Twice each year, brief windows of opportunity and (mostly forlorn) hope open for law professors with newly minted works of genius (or not so genius) to place in the hundreds of mostly student-edited law journals in the US. Two two windows are, roughly, from mid-February to the end of March - corresponding to the changing of law journal editorial boards - and mid-August to the end of September - corresponding to the return to school from summer clerkships, internships, etc. Most law journals accept submissions at other times as well, but these two windows are deemed optimal to ensure that submissions will actually be read (by someone) and not lost under piles of hundreds of other submissions.
Generally speaking, the law review placement process is an moderately elaborate game of strategic interaction between article authors, whose reputation depends on placing articles in the top-tier journals (about which there is not too much disagreement), and student editors at those same journals, whose reputation depends on obtaining articles from the best-known scholars at the top-ranked law schools. Pathologies of this game include: (a) "letterhead bias," where the reputation of the author's institutional affiliation is used as a proxy for judging the quality of the article because student-editors are by definition non-experts in all legal fields; (b) subject-matter bias among non-specialty law journals, with bad articles on constitutional law preferred to the best articles in tax law or administrative law, because student editors think (and law schools train them to think) that constitutional law is the most important area of law; and (c) half-baked law review articles by the top echelon of legal scholars (we all know who they are, and wish we were among them), who only need to submit a bare outline of a stale idea, which the student editors are more than happy to flesh out into an article.
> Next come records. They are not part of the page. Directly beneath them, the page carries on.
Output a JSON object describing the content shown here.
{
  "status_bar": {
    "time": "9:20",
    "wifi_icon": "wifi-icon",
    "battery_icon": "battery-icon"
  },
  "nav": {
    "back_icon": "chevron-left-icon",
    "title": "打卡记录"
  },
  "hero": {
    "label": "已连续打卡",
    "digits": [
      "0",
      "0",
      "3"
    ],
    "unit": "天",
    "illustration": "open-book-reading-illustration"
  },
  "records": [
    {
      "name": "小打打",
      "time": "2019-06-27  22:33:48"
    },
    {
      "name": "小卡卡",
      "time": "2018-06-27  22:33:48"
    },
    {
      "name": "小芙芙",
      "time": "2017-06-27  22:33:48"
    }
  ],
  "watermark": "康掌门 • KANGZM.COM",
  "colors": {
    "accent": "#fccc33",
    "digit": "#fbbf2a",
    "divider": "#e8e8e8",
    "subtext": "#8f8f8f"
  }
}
Despite those biases (and others), almost every submitted article eventually finds a home somewhere because of the sheer number of student edited law journals. Every law school now has anywhere between 3 and 7 journals - one general law review, and several specialty journals, organized by topic, methodology, jurisprudential stance, etc. According to this recent empirical study, just three schools, Harvard, Yale, and Columbia now publish a total of 29 law journals. Most of the journals publish between 2 and 6 issues each year. All told, the hundreds of law journals (only counting those in the US) publish thousands of articles every year, most of which are authored by law professors. I don't have better data on precise numbers of articles published each year. However, I do receive each week a print-out of the tables of contents of just about every law journal that is published. Each weekly print-out may reference 100 or more new articles. I am happy to assume that every article published in every law journal is a significant piece of scholarship that many scholars (or even normal people) might benefit from reading. The total volume is, of course, too much for any bounded rational human to even skim through.
The Spring 2010 submission window will be opening shortly, and scholars have been busy compiling schedules for which law review boards turn over when in order to optimally time their submissions (see, e.g., this post at Concurring Opinions blog). I have some nostalgia for the days of preparing copies, envelopes and mailing labels. Today, there is an electronic submission service (for a price, of course), called ExpressO, which substantially reduces the information and other transaction costs of submitting articles to law journals.
As my colleagues are gearing up the ship their new articles through the submission window, I confess to feeling a bit left out. It's been a long time (more than a decade) since I regularly published in student-edited law journals. These days, I tend to do so only under commission relating to a presentation of symposium. When I'm not busy with a book project (or projects), as I am these days, the articles I write are geared more for peer-review journals not just in law but in economics, political science, even game theory. I don't publish in peer-reviews just because I oppose the pathologies of student-edited law journals; after all, peer review journals have pathologies of their own, including editorial biases and long time lags between submission and publication, which can be just as off-putting. I tend to find that professional editors have a greater understanding of and appreciation for the kind of interdisciplinary work I do.
Sadly, or perhaps not, there are no special submission windows for peer-review journals, which operate pretty much year round. So, as my colleagues frantically gather information in an effort to optimally time the law-review submission window, all I can do is sit and watch them from the sidelines, trying to give whatever advice and comfort I can.